Sunday, July 13, 2008

Plant a tree! Or not...

Ok, so yesterday I went to EPA (our version of a Home Depot, only not nearly as good) in Escazu to get a refill for the weed whacker. String trimmer. Whatever the hell they call those things. Out in front of the store was a huge flat of seedling trees in peat pots, with a sign about supporting the plant-a-tree program. I asked someone how much the trees were (figuring they were free, but of course, you never ask if something is free, that would just be rude). The guard outside didn't know (of course, because guards usually don't know anything except guarding), so we went in, did our little bit of shopping, and then I asked the cashier what was the deal with the trees. She didn't know either. I asked the guy who stamps your receipt on the way out to make sure you didn't steal anything, and he didn't know about the trees.
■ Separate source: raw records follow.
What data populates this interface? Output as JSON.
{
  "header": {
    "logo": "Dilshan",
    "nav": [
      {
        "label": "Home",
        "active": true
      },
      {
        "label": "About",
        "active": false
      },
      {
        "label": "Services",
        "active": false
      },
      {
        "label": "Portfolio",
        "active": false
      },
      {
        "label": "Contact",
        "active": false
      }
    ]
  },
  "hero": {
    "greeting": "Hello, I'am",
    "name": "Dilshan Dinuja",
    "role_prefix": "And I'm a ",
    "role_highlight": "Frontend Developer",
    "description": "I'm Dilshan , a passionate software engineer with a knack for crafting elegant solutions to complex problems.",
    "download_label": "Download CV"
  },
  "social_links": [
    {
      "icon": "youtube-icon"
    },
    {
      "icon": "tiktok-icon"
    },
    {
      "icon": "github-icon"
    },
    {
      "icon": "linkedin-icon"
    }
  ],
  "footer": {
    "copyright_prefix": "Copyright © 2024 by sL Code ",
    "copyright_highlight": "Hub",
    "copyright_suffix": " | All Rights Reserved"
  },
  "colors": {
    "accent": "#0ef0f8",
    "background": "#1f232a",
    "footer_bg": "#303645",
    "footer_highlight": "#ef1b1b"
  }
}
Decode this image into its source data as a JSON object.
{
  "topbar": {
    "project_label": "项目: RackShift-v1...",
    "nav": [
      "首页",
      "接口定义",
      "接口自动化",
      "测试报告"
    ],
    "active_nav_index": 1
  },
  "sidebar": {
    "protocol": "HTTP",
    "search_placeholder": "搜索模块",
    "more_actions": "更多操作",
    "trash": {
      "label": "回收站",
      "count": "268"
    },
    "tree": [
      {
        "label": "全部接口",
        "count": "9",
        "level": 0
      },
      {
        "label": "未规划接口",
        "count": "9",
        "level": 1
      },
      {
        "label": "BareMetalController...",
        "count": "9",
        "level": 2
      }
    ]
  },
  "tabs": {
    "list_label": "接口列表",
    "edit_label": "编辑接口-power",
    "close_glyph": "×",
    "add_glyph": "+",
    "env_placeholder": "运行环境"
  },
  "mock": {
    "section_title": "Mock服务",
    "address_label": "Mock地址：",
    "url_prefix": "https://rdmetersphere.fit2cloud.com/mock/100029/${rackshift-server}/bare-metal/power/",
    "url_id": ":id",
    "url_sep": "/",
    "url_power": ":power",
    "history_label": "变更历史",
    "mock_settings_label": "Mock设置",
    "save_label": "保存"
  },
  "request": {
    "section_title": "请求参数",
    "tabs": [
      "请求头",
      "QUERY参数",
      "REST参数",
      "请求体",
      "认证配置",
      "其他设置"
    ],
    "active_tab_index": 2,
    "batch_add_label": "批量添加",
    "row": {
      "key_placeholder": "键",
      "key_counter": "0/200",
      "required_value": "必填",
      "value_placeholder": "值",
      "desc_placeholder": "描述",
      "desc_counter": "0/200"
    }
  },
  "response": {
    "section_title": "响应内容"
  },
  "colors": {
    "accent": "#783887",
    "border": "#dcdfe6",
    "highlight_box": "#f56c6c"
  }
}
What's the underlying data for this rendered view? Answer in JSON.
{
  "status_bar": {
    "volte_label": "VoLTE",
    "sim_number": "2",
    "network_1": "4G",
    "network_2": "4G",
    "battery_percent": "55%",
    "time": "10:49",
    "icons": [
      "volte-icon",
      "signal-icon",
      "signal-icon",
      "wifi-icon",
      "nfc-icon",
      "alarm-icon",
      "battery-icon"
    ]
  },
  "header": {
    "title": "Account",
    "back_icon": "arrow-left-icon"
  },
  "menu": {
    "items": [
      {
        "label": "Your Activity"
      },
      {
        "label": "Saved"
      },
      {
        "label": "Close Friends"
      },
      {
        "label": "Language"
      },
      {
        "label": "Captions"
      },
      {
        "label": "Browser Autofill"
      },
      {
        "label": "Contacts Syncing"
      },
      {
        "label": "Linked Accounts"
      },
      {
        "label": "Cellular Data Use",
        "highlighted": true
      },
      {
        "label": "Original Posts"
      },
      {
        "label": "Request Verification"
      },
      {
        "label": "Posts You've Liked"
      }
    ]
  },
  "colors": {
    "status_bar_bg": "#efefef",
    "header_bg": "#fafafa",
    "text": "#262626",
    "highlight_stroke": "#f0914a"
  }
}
I finally managed to track down one guy who finally, at long last, told me I had to go buy a ticket from the ICE if I wanted to purchase a tree, said tickets being 800 colones (about $1.75 more or less). Now, I could call the ICE, or one of the other companies involved in this program, but of course he didn't have the specific number to call. He did, however, hand me a brochure about the program, which had neither phone numbers nor prices of trees nor any indication of where you could go to purchase a tree. Of course at this point I gave up. I mean, how much are people expected to go through for $1.75 trees?

I'm thinking -- call me crazy! -- the thing to do is sell them at the store. You know, the store. Where they're located. Even better: give one away with every $10 purchase or something. Actually get the trees in people's hands so that they can plant them. I guess that's too much to ask.

The whole thing seems like a big corporate write-off to me. The board meeting, I imagine, went something like this: "So, here's the deal guys: we buy some tree seedlings, tell people we're doing this big plant-a-tree project, have the trees right there at the store, but make it incredibly difficult for anyone to actually buy one! That's the brilliant part! No one is going to jump through hoops for a $2 tree, so we can say we're doing all this great stuff for the environment and then, when all of the trees die because no one bought them, we can write them off! Brilliant, right?!? Am I right??"

Sigh. Bureaucracy at its finest.


  1. Hi Raven, I'm considering moving to CR in the near future. Of course, I've been reading everything I can in preparation. A friend has offered to let me stay in Santa Theresa to get acclimated to the culture. I understand the Cabo Blanco Nature Reserve is nearby. Do you know the Nicoya Peninsula area? Would it be a good place to settle? I'm glad I found your blog. It sounds like you've settled in quite well.

  2. Hi Stephen,
    The last time I was on the Nicoya I absolutely LOVED it. It is beautiful, relaxed, and there are a surprising number of restaurants and hotels there now. Of course, the last time I was there was about 4 years ago, just before my son was born. Things may certainly have changed by now (become more built up, etc.), but yes, I'd definitely stay there and check it out! If we didn't have to live so close to San Jose for work reasons, the Santa Teresa/Mal Pais would look really promising to me. One drawback is that you have to take the ferry to get to and from the peninsula, but I suppose you'd get used to that after a while.
    Enjoy Costa Rica, and let us know how it goes!

  3. Thanks so much for the encouraging info, Raven. I'll certainly let you know how it goes. I used to live on an island here in the states (Nantucket) so I'm used to using the ferry to come and go. That way, only people who really want to visit me will bother. : )

    I'll be back to learn more.